> [ASSIGNMENT]:
Search the entries below. Return every line that has "payable" in it.

> [RECORDS FOR THE EXERCISE]:
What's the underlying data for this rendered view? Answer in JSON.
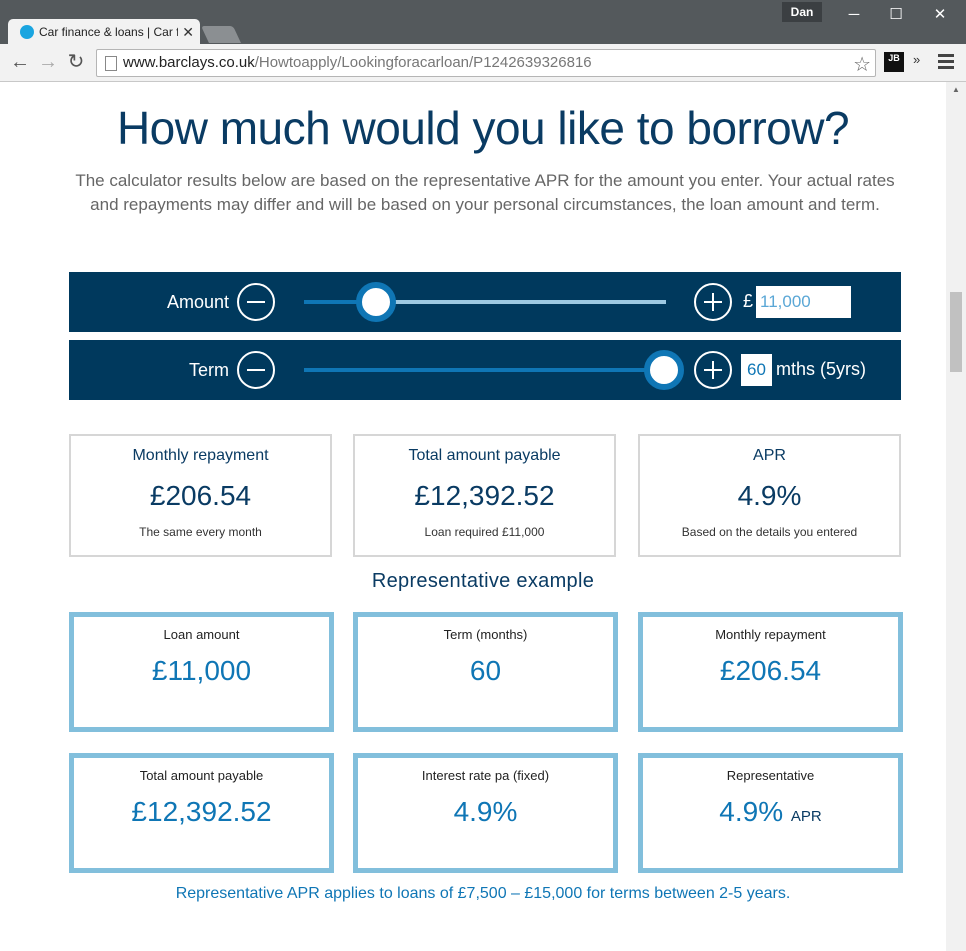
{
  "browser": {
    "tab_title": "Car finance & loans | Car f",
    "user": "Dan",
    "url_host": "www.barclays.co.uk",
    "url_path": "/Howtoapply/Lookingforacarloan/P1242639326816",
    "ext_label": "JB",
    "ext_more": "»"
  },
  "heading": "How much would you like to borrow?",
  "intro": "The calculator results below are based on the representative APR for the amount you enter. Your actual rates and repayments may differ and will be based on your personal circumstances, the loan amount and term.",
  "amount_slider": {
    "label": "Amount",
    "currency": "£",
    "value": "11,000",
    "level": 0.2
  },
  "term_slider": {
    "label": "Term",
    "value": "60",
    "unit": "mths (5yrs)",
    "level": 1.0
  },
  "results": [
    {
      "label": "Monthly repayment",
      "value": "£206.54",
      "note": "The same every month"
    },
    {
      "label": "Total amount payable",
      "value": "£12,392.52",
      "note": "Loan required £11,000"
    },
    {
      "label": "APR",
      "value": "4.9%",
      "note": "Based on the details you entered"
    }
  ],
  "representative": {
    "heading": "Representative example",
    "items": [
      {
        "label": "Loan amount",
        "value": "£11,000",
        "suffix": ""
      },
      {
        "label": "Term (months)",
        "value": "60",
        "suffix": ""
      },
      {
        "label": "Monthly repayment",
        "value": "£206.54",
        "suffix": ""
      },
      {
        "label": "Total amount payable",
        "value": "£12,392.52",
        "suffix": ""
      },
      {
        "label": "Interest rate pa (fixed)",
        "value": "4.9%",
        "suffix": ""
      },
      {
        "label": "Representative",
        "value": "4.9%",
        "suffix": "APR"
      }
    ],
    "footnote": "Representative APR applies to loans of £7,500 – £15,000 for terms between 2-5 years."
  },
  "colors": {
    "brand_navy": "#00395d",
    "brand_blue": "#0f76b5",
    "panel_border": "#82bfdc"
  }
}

> [RESULT OF THIS EXERCISE]:
      "label": "Total amount payable",
        "label": "Total amount payable",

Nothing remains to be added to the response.